The residents at Garden View Care Centers favor Elvis. Each morning at 9:45, you’ll find residents and staff leaving their other activities to enjoy a burst of dancing. Just a few minutes of music and motion sets the tone for a good day, says Rhonda Uhlenbrock, director of dementia programs.
Pumping iron may be considered a younger person’s activity, but in fact, maintaining muscle mass as we age is crucial to health and continued independence. That’s why strength-training is an important part of an exercise routine for older adults.
Most parents of toddlers are familiar with the tiny face of disgust peering back at them above a plate of peas—or bananas, green beans, the list goes on—shaking from side to side: No way. Wanting to teach children about nutrition in a fun and inviting way, a group of local parents have teamed up to create Kitchen Club Kids, a series of three award-winning ‘recipe adventure story books,’ for ages 2 to 6. Each book, End of the Rainbow Fruit Salad, Garden Safari Vegetable Soup, and Feed Your Senses Homemade Bread (due out later this year), includes a recipe told in traditional storybook format, as well as the real recipe the story is based on at the end of the book, so that parents and children can work together in the kitchen to prepare nutritious meals. Eluka Moore, Kitchen Club Kids co-creator and author, and soon-to-be mom of two, shared the genesis story of the books, as well as tips for parents on teaching their kids about nutrition and trying new foods—even, perhaps, peas.
Every parent expects their child to receive routine childhood vaccinations during well-baby check-ups. An equally important component of these visits is the monitoring of your child’s growth and development. Your pediatrician or family physician will measure your child’s growth parameters: height (length), weight and head circumference. She will plot them on standard growth charts to determine how your child’s growth compares to other children and, more important, whether he or she is following a consistent and healthy pattern of growth over time.
If you think having chickenpox as a child is the end of the line for the varicella zoster virus in your body, think again. The virus that causes chickenpox settles in and bides its time, hid-ing in nerve cells, until something—its not clear what—causes it to rage back decades after the initial infection. Only this time, you’ve got shingles.
According to the late naturalist John Muir, “In every walk with nature, one receives far more than he seeks.” And that’s good, as long as you only receive inspiration—not tick bites.

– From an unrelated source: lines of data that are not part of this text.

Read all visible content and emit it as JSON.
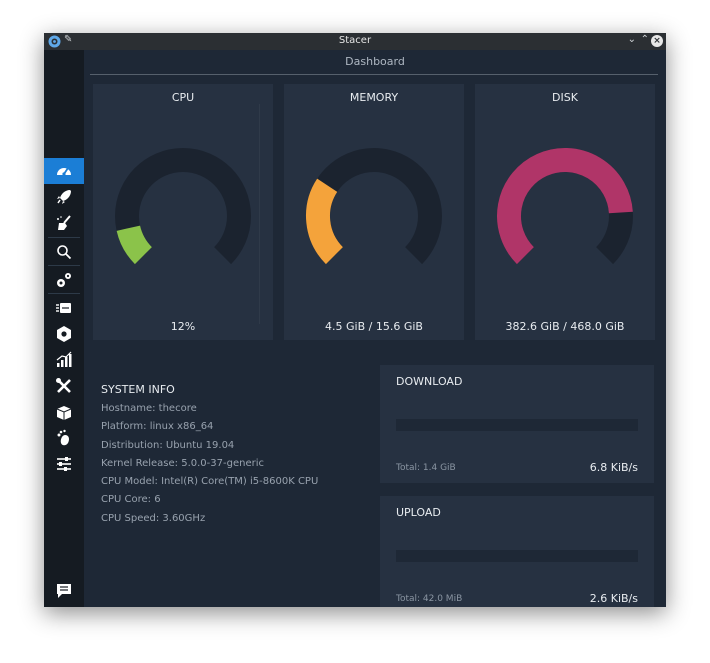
{
  "window": {
    "title": "Stacer"
  },
  "page": {
    "title": "Dashboard"
  },
  "sidebar": {
    "items": [
      {
        "name": "dashboard",
        "icon": "speedometer-icon",
        "active": true
      },
      {
        "name": "startup-apps",
        "icon": "rocket-icon"
      },
      {
        "name": "system-cleaner",
        "icon": "broom-icon"
      },
      {
        "name": "search",
        "icon": "search-icon"
      },
      {
        "name": "services",
        "icon": "gears-icon"
      },
      {
        "name": "processes",
        "icon": "processes-icon"
      },
      {
        "name": "uninstaller",
        "icon": "package-icon"
      },
      {
        "name": "resources",
        "icon": "chart-icon"
      },
      {
        "name": "helpers",
        "icon": "tools-icon"
      },
      {
        "name": "apt-repository",
        "icon": "box-icon"
      },
      {
        "name": "gnome-settings",
        "icon": "gnome-foot-icon"
      },
      {
        "name": "settings",
        "icon": "sliders-icon"
      }
    ],
    "feedback_icon": "feedback-icon"
  },
  "gauges": {
    "cpu": {
      "title": "CPU",
      "value": "12%",
      "percent": 0.12,
      "color": "#8bc34a"
    },
    "memory": {
      "title": "MEMORY",
      "value": "4.5 GiB / 15.6 GiB",
      "percent": 0.29,
      "color": "#f4a33b"
    },
    "disk": {
      "title": "DISK",
      "value": "382.6 GiB / 468.0 GiB",
      "percent": 0.82,
      "color": "#b03568"
    },
    "track_color": "#1b232f"
  },
  "system_info": {
    "title": "SYSTEM INFO",
    "lines": [
      "Hostname: thecore",
      "Platform: linux x86_64",
      "Distribution: Ubuntu 19.04",
      "Kernel Release: 5.0.0-37-generic",
      "CPU Model: Intel(R) Core(TM) i5-8600K CPU",
      "CPU Core: 6",
      "CPU Speed: 3.60GHz"
    ]
  },
  "download": {
    "title": "DOWNLOAD",
    "total": "Total: 1.4 GiB",
    "speed": "6.8 KiB/s"
  },
  "upload": {
    "title": "UPLOAD",
    "total": "Total: 42.0 MiB",
    "speed": "2.6 KiB/s"
  }
}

A young boy disinterested in interacting with his parents and peers. A little girl unable to put her communications into words. These types of children, and others who are diagnosed with an autism spectrum disorder, are the focus of Mercy Kids' Autism Center.